Work out how many lines of the material below mention the word "comment"; reply with the number only.

# [Material for this task]
○ ○ ○ ○ ○

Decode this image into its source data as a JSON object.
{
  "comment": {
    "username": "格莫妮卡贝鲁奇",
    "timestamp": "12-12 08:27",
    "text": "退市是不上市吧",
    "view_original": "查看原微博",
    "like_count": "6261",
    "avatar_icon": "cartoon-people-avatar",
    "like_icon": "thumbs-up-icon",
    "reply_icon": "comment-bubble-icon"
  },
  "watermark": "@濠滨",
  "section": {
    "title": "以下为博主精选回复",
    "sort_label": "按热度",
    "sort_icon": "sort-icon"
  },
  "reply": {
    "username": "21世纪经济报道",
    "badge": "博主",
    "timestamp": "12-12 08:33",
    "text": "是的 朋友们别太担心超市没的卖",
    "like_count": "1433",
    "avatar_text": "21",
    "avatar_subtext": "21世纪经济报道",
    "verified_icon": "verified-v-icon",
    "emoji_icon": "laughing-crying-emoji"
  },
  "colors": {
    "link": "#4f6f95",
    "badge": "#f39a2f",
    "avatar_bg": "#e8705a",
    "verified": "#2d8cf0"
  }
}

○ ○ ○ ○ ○

# [Exercise answer]
2